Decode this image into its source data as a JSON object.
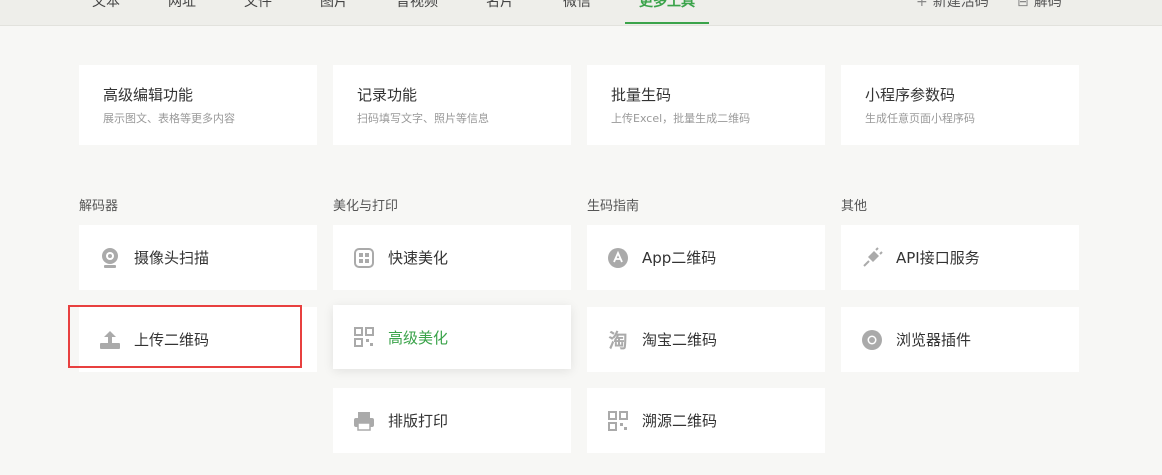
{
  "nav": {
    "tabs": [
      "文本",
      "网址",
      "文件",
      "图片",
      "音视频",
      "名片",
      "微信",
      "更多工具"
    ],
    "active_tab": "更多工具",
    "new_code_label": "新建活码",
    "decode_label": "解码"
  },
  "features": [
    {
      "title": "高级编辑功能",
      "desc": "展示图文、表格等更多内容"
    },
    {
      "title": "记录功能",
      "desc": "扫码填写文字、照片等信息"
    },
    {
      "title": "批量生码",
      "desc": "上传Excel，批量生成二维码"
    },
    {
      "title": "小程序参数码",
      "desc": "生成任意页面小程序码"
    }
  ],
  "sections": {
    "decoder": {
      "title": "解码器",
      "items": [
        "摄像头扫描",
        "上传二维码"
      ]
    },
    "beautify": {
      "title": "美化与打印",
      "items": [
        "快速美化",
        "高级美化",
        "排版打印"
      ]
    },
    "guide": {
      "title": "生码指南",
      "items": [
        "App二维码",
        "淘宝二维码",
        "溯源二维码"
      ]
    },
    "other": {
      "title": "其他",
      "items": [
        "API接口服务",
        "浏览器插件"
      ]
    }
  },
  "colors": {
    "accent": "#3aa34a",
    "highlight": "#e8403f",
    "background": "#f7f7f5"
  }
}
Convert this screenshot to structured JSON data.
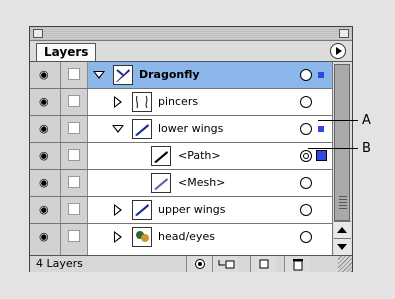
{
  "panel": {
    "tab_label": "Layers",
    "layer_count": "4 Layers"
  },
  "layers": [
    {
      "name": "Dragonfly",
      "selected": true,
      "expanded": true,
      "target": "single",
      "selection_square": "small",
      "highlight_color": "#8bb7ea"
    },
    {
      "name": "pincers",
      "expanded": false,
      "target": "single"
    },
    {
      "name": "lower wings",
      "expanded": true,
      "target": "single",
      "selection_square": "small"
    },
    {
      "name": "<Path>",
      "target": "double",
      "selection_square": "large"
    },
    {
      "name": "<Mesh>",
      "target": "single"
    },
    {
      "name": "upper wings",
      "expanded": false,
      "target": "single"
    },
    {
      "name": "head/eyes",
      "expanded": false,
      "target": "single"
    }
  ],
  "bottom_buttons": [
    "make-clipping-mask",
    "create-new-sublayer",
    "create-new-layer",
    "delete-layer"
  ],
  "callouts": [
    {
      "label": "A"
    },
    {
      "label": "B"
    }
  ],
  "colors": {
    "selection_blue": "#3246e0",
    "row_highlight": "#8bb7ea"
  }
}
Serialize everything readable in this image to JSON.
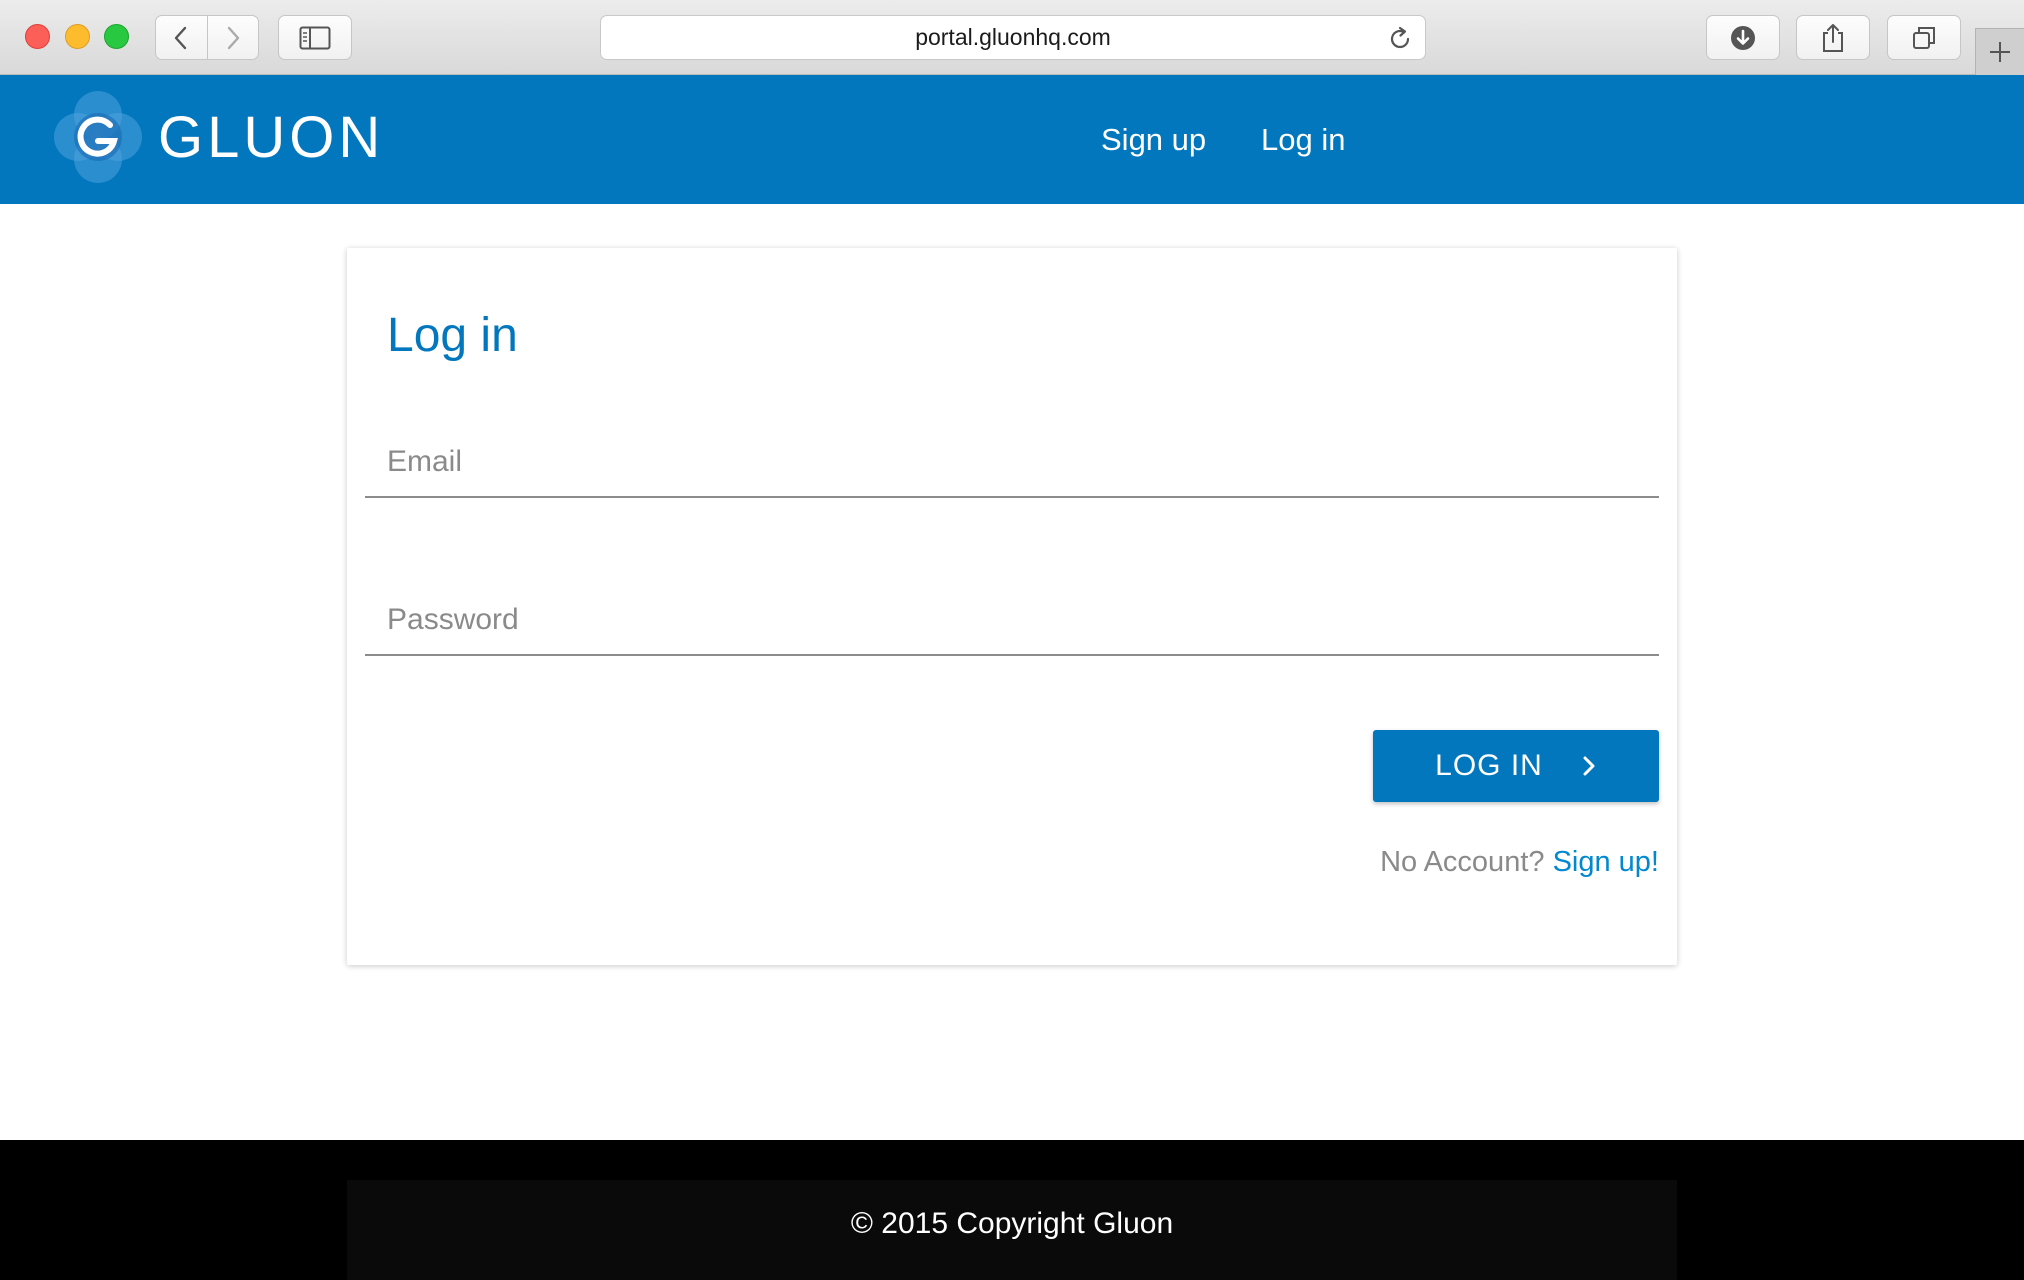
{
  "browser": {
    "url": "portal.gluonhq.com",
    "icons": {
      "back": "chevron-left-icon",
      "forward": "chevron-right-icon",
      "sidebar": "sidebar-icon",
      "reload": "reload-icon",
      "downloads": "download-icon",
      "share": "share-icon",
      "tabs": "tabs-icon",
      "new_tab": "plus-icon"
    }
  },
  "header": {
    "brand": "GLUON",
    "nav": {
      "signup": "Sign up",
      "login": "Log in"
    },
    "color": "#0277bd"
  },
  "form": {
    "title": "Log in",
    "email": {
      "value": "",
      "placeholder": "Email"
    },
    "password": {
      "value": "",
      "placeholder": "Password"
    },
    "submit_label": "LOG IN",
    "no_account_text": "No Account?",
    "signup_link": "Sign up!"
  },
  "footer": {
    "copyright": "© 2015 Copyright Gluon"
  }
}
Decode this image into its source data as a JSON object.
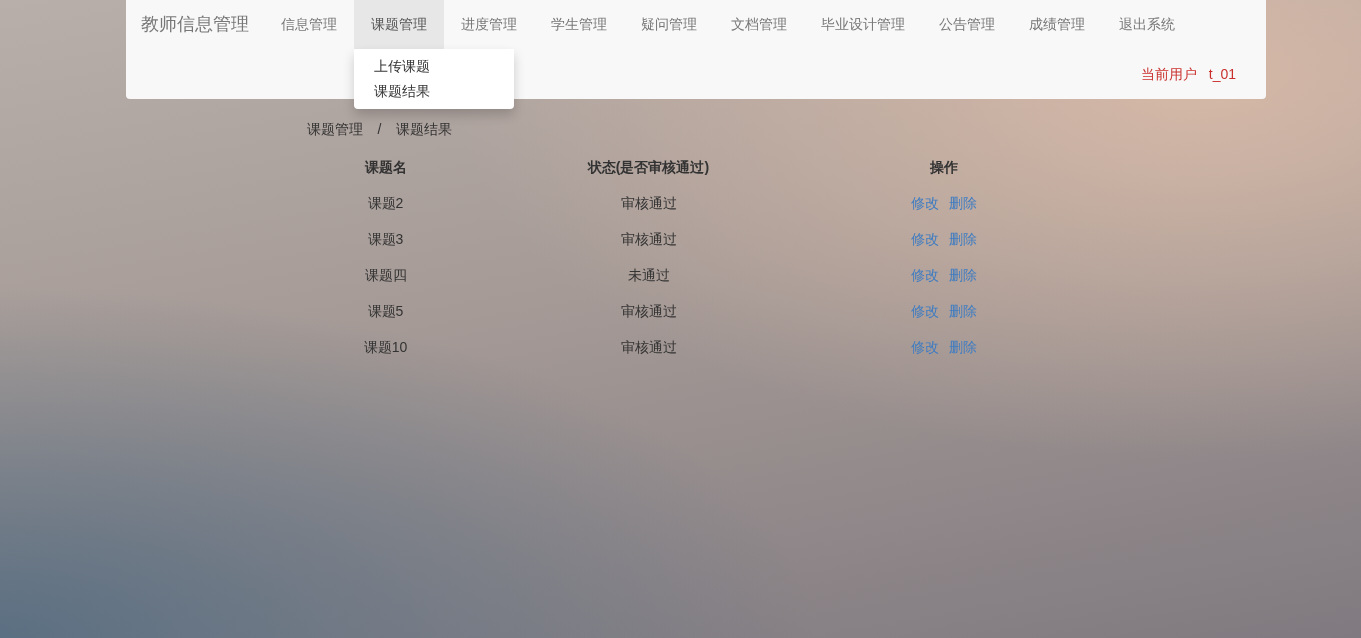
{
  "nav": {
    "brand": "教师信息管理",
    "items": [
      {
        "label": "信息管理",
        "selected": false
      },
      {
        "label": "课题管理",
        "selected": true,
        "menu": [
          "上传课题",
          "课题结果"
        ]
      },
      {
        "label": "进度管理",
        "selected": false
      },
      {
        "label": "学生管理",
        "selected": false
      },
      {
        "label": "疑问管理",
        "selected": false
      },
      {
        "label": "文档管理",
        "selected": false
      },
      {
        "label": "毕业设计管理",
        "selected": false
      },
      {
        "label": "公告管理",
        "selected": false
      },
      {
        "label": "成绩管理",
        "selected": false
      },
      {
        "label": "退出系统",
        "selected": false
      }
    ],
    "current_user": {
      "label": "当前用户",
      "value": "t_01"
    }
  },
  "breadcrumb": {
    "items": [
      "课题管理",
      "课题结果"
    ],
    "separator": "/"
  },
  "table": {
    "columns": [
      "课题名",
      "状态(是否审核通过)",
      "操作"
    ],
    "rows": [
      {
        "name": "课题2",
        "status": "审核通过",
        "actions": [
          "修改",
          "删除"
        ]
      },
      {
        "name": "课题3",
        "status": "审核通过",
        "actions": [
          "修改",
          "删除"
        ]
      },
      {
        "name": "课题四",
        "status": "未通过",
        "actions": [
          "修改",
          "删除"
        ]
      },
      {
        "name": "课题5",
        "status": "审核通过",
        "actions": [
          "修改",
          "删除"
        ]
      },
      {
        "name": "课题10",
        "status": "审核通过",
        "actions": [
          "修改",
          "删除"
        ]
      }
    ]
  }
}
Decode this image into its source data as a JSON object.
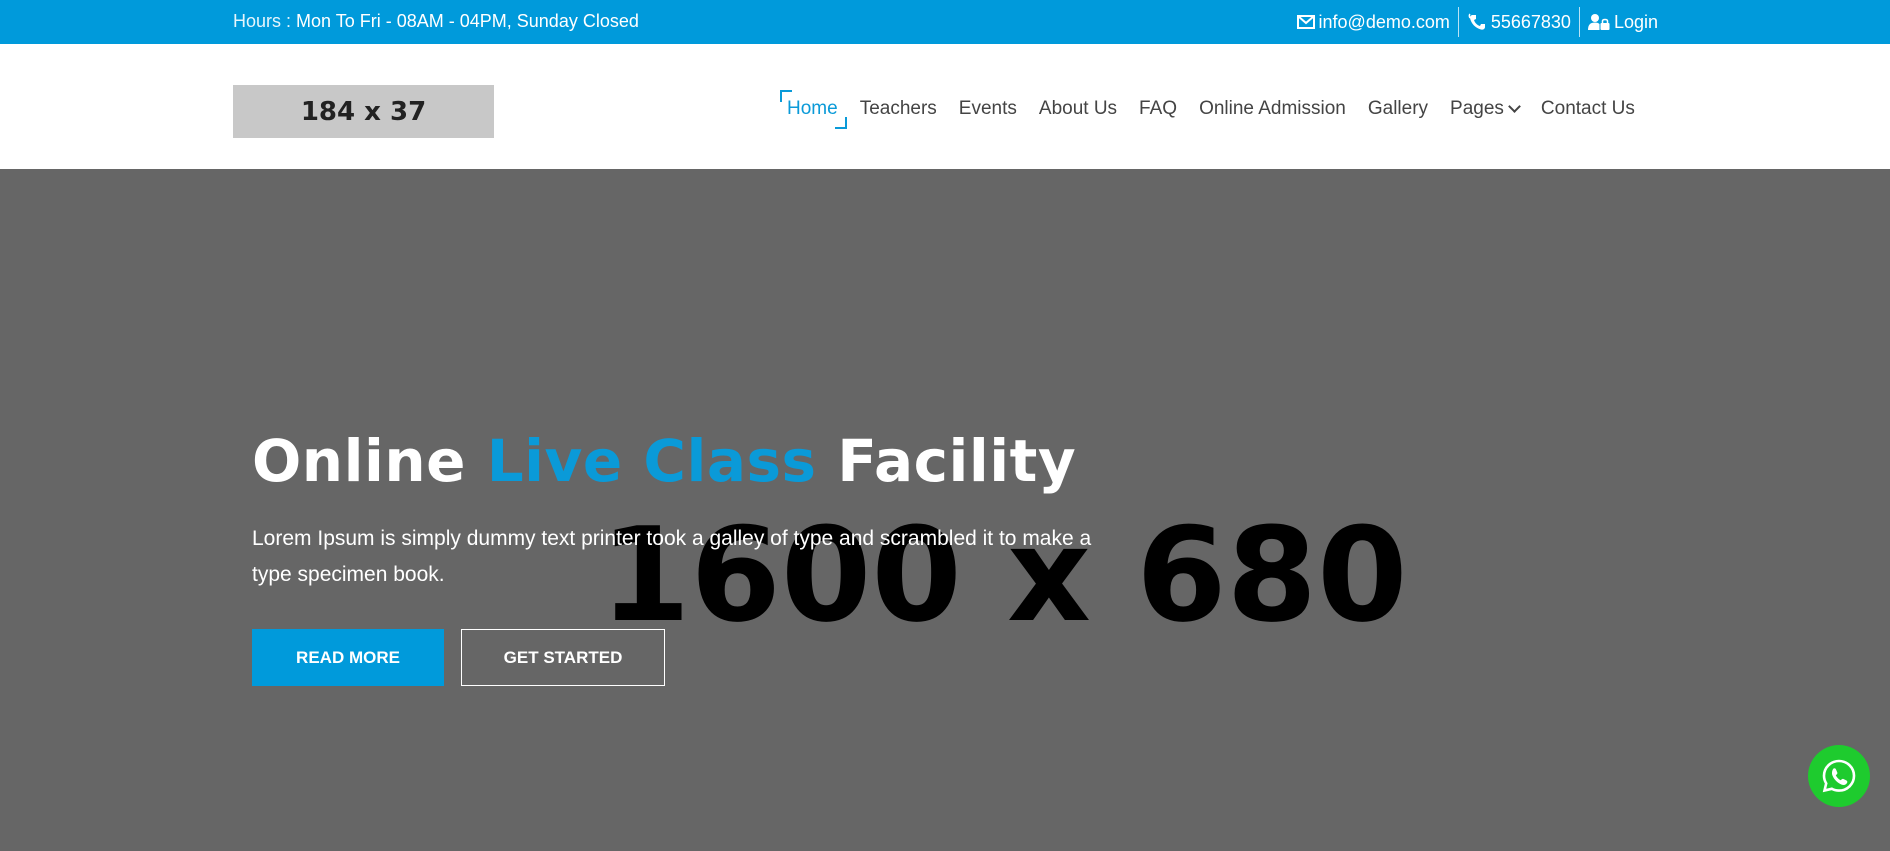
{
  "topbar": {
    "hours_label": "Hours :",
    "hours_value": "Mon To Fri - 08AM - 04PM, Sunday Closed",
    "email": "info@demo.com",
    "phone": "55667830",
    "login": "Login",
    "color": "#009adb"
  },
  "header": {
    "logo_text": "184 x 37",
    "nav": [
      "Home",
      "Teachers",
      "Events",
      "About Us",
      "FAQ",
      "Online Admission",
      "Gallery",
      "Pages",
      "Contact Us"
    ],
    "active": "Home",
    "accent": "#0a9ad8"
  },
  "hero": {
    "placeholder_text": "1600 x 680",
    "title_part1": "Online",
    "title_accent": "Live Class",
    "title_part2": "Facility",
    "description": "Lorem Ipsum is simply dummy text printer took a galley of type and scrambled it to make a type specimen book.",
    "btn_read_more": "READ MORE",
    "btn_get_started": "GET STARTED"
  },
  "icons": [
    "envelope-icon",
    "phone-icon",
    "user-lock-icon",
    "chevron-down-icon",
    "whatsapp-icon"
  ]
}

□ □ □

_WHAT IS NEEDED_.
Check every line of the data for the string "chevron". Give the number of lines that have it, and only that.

_WRITTEN SOLUTION_.
3